“From the political perspective risk assessment becomes a highly political process of claiming which percentage is associated with which risk, privileging specified over general resilience. The key question we felt should not be what is the proportional risk associated with which threats, but which disasters were more likely to reduce overall resilience of the system. Preparedness for and response to particular disasters involves clearly defined players and is much easier to plan for and implement than trying to avoid unspecified disasters, i.e., risk reduction. The latter is much more wide ranging and difficult yet it is most needed, in the opinion of the group. The cost of not maintaining general resilience is much harder to estimate and the cost of doing so harder to justify. This results in a tendency to focus on outputs that can be measured, as opposed to outcomes that are longer term involving complex interactions, and less easy to measure.”

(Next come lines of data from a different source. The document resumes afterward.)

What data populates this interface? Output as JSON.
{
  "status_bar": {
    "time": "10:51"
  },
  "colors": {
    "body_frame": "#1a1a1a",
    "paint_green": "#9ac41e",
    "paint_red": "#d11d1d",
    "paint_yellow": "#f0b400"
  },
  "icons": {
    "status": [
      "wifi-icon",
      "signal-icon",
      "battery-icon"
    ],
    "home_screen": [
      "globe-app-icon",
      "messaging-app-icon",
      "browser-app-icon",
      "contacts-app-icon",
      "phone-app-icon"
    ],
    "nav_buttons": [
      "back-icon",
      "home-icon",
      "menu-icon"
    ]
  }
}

Walker, B., and F. Westley. 2011. Perspectives on resilience to disasters across sectors and cultures.
Ecology and Society 16(2): 4. [online] URL: http://www.ecologyandsociety.org/vol16/iss2/art4/

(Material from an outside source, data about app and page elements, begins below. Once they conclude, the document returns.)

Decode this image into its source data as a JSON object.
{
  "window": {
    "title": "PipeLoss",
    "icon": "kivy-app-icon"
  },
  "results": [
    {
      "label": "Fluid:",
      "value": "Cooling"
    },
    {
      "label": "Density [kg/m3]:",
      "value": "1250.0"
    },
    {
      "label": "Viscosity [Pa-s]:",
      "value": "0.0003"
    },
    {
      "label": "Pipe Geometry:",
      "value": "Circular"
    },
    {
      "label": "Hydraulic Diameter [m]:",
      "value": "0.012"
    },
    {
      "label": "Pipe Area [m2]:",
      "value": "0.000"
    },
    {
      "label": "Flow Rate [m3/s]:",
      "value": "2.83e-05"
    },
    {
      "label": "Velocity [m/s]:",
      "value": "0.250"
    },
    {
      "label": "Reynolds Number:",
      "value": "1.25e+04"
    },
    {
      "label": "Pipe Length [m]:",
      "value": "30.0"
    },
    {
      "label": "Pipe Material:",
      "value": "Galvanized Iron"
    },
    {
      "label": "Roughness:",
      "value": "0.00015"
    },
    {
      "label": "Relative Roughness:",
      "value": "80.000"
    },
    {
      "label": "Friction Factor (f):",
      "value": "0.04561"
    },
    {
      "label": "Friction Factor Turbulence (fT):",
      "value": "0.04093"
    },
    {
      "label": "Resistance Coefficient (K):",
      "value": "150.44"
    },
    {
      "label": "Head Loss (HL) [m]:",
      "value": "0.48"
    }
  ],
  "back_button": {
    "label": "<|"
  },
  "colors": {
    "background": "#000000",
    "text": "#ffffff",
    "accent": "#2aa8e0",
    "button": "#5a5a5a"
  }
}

And, from a recent presentation on the weather we can expect in the future, Karl Braganza made the point that we shouldn’t expect to see a great deal of “weird weather” that we have never seen before, but rather much more frequent occurences of currently “unusual” weather.

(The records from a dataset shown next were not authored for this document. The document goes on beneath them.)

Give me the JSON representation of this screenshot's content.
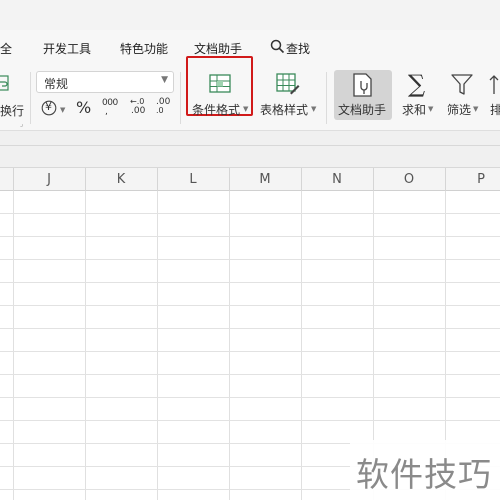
{
  "menu": {
    "items": [
      "全",
      "开发工具",
      "特色功能",
      "文档助手",
      "查找"
    ]
  },
  "ribbon": {
    "wrap_label": "换行",
    "number_format": "常规",
    "currency_symbol": "¥",
    "percent_symbol": "%",
    "thousands_symbol": "000",
    "inc_decimal": ".00",
    "dec_decimal": ".0",
    "conditional_format_label": "条件格式",
    "table_style_label": "表格样式",
    "doc_helper_label": "文档助手",
    "sum_label": "求和",
    "filter_label": "筛选",
    "sort_label": "排"
  },
  "sheet": {
    "columns": [
      "J",
      "K",
      "L",
      "M",
      "N",
      "O",
      "P"
    ]
  },
  "watermark": "软件技巧",
  "colors": {
    "highlight": "#d11a1a",
    "grid": "#e0e0e0"
  }
}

It’s not the right question, he said, to ask “is this event caused by climate change?” but rather “is this consistent with what we’re likely to see a lot more of in the future?”
To me, that seems like a good heuristic…